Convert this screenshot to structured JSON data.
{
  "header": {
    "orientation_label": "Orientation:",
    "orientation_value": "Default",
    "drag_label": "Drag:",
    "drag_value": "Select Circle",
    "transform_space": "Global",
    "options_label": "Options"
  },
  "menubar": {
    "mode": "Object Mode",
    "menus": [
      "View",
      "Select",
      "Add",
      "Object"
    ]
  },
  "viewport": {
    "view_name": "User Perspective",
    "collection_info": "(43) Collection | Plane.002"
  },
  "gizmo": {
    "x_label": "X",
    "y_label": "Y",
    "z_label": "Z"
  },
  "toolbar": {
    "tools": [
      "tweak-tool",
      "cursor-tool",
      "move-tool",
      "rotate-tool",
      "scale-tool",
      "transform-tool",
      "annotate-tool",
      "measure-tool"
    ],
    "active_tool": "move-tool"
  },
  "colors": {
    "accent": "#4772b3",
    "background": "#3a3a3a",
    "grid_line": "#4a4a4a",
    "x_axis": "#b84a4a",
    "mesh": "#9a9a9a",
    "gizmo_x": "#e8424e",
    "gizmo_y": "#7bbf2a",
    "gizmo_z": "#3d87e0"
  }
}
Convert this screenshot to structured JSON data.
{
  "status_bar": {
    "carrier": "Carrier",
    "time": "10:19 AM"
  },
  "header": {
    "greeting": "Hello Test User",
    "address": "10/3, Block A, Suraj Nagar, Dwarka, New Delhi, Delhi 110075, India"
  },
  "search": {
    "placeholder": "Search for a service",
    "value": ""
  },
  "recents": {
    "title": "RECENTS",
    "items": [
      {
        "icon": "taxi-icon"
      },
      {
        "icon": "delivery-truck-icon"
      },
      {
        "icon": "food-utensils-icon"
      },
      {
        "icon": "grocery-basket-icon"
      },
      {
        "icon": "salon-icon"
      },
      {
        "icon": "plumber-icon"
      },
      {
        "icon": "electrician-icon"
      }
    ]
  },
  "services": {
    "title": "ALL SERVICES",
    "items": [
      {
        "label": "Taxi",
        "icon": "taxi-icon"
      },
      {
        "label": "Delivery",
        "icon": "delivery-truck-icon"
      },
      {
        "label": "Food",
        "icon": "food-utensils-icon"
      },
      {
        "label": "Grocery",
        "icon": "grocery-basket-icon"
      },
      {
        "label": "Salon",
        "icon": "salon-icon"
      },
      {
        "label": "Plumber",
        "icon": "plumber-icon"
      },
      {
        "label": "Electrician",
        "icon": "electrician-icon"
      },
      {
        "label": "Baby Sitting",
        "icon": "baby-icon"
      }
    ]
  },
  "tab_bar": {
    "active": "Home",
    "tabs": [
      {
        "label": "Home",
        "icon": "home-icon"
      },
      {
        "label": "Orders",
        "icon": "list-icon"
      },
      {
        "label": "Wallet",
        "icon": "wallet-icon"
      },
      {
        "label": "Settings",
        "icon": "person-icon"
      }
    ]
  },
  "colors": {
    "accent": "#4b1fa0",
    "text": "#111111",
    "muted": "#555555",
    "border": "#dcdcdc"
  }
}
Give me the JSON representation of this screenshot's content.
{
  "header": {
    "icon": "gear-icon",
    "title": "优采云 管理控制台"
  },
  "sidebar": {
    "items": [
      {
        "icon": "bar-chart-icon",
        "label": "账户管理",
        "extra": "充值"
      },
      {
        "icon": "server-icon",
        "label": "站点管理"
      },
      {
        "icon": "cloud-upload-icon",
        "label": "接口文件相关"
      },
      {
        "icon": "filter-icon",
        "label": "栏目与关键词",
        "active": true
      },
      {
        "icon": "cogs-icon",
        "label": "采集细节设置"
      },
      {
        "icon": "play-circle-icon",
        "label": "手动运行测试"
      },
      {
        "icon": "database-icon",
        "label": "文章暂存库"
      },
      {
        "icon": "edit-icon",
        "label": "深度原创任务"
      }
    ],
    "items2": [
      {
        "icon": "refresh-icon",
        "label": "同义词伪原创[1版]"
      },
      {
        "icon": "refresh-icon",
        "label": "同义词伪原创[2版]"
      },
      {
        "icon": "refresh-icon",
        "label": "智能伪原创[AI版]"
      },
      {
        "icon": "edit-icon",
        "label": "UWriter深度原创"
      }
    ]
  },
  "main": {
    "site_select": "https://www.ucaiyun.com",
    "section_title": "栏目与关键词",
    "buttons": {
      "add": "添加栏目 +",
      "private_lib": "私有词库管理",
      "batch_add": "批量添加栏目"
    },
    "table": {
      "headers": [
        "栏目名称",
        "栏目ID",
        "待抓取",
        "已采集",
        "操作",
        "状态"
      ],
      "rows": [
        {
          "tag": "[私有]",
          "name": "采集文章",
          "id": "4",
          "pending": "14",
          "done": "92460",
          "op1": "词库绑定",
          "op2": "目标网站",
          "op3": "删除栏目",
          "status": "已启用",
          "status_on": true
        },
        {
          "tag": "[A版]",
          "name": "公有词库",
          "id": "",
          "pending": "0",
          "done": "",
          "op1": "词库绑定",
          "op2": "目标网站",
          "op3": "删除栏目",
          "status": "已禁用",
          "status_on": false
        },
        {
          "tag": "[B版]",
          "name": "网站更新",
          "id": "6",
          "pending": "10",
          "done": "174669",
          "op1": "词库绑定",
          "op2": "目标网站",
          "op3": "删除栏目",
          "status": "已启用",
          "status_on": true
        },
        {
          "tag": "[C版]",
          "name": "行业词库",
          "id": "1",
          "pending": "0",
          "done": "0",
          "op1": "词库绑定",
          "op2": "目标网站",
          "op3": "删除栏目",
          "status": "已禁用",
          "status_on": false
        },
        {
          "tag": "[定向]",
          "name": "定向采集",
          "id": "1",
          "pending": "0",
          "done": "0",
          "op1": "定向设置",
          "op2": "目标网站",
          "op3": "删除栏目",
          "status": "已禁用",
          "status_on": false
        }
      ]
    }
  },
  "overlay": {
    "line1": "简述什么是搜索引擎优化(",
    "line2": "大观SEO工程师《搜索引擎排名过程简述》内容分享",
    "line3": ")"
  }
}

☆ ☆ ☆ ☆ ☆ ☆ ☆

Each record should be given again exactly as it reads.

Convert this screenshot to structured JSON data.
{
  "header": {
    "orientation_label": "Orientation:",
    "orientation_value": "Default",
    "drag_label": "Drag:",
    "drag_value": "Select Circle",
    "transform_space": "Global",
    "options_label": "Options"
  },
  "menubar": {
    "mode": "Object Mode",
    "menus": [
      "View",
      "Select",
      "Add",
      "Object"
    ]
  },
  "viewport": {
    "view_name": "User Perspective",
    "collection_info": "(43) Collection | Plane.002"
  },
  "gizmo": {
    "x_label": "X",
    "y_label": "Y",
    "z_label": "Z"
  },
  "toolbar": {
    "tools": [
      "tweak-tool",
      "cursor-tool",
      "move-tool",
      "rotate-tool",
      "scale-tool",
      "transform-tool",
      "annotate-tool",
      "measure-tool"
    ],
    "active_tool": "move-tool"
  },
  "colors": {
    "accent": "#4772b3",
    "background": "#3a3a3a",
    "grid_line": "#4a4a4a",
    "x_axis": "#b84a4a",
    "mesh": "#9a9a9a",
    "gizmo_x": "#e8424e",
    "gizmo_y": "#7bbf2a",
    "gizmo_z": "#3d87e0"
  }
}
Convert this screenshot to structured JSON data.
{
  "status_bar": {
    "carrier": "Carrier",
    "time": "10:19 AM"
  },
  "header": {
    "greeting": "Hello Test User",
    "address": "10/3, Block A, Suraj Nagar, Dwarka, New Delhi, Delhi 110075, India"
  },
  "search": {
    "placeholder": "Search for a service",
    "value": ""
  },
  "recents": {
    "title": "RECENTS",
    "items": [
      {
        "icon": "taxi-icon"
      },
      {
        "icon": "delivery-truck-icon"
      },
      {
        "icon": "food-utensils-icon"
      },
      {
        "icon": "grocery-basket-icon"
      },
      {
        "icon": "salon-icon"
      },
      {
        "icon": "plumber-icon"
      },
      {
        "icon": "electrician-icon"
      }
    ]
  },
  "services": {
    "title": "ALL SERVICES",
    "items": [
      {
        "label": "Taxi",
        "icon": "taxi-icon"
      },
      {
        "label": "Delivery",
        "icon": "delivery-truck-icon"
      },
      {
        "label": "Food",
        "icon": "food-utensils-icon"
      },
      {
        "label": "Grocery",
        "icon": "grocery-basket-icon"
      },
      {
        "label": "Salon",
        "icon": "salon-icon"
      },
      {
        "label": "Plumber",
        "icon": "plumber-icon"
      },
      {
        "label": "Electrician",
        "icon": "electrician-icon"
      },
      {
        "label": "Baby Sitting",
        "icon": "baby-icon"
      }
    ]
  },
  "tab_bar": {
    "active": "Home",
    "tabs": [
      {
        "label": "Home",
        "icon": "home-icon"
      },
      {
        "label": "Orders",
        "icon": "list-icon"
      },
      {
        "label": "Wallet",
        "icon": "wallet-icon"
      },
      {
        "label": "Settings",
        "icon": "person-icon"
      }
    ]
  },
  "colors": {
    "accent": "#4b1fa0",
    "text": "#111111",
    "muted": "#555555",
    "border": "#dcdcdc"
  }
}
Give me the JSON representation of this screenshot's content.
{
  "header": {
    "icon": "gear-icon",
    "title": "优采云 管理控制台"
  },
  "sidebar": {
    "items": [
      {
        "icon": "bar-chart-icon",
        "label": "账户管理",
        "extra": "充值"
      },
      {
        "icon": "server-icon",
        "label": "站点管理"
      },
      {
        "icon": "cloud-upload-icon",
        "label": "接口文件相关"
      },
      {
        "icon": "filter-icon",
        "label": "栏目与关键词",
        "active": true
      },
      {
        "icon": "cogs-icon",
        "label": "采集细节设置"
      },
      {
        "icon": "play-circle-icon",
        "label": "手动运行测试"
      },
      {
        "icon": "database-icon",
        "label": "文章暂存库"
      },
      {
        "icon": "edit-icon",
        "label": "深度原创任务"
      }
    ],
    "items2": [
      {
        "icon": "refresh-icon",
        "label": "同义词伪原创[1版]"
      },
      {
        "icon": "refresh-icon",
        "label": "同义词伪原创[2版]"
      },
      {
        "icon": "refresh-icon",
        "label": "智能伪原创[AI版]"
      },
      {
        "icon": "edit-icon",
        "label": "UWriter深度原创"
      }
    ]
  },
  "main": {
    "site_select": "https://www.ucaiyun.com",
    "section_title": "栏目与关键词",
    "buttons": {
      "add": "添加栏目 +",
      "private_lib": "私有词库管理",
      "batch_add": "批量添加栏目"
    },
    "table": {
      "headers": [
        "栏目名称",
        "栏目ID",
        "待抓取",
        "已采集",
        "操作",
        "状态"
      ],
      "rows": [
        {
          "tag": "[私有]",
          "name": "采集文章",
          "id": "4",
          "pending": "14",
          "done": "92460",
          "op1": "词库绑定",
          "op2": "目标网站",
          "op3": "删除栏目",
          "status": "已启用",
          "status_on": true
        },
        {
          "tag": "[A版]",
          "name": "公有词库",
          "id": "",
          "pending": "0",
          "done": "",
          "op1": "词库绑定",
          "op2": "目标网站",
          "op3": "删除栏目",
          "status": "已禁用",
          "status_on": false
        },
        {
          "tag": "[B版]",
          "name": "网站更新",
          "id": "6",
          "pending": "10",
          "done": "174669",
          "op1": "词库绑定",
          "op2": "目标网站",
          "op3": "删除栏目",
          "status": "已启用",
          "status_on": true
        },
        {
          "tag": "[C版]",
          "name": "行业词库",
          "id": "1",
          "pending": "0",
          "done": "0",
          "op1": "词库绑定",
          "op2": "目标网站",
          "op3": "删除栏目",
          "status": "已禁用",
          "status_on": false
        },
        {
          "tag": "[定向]",
          "name": "定向采集",
          "id": "1",
          "pending": "0",
          "done": "0",
          "op1": "定向设置",
          "op2": "目标网站",
          "op3": "删除栏目",
          "status": "已禁用",
          "status_on": false
        }
      ]
    }
  },
  "overlay": {
    "line1": "简述什么是搜索引擎优化(",
    "line2": "大观SEO工程师《搜索引擎排名过程简述》内容分享",
    "line3": ")"
  }
}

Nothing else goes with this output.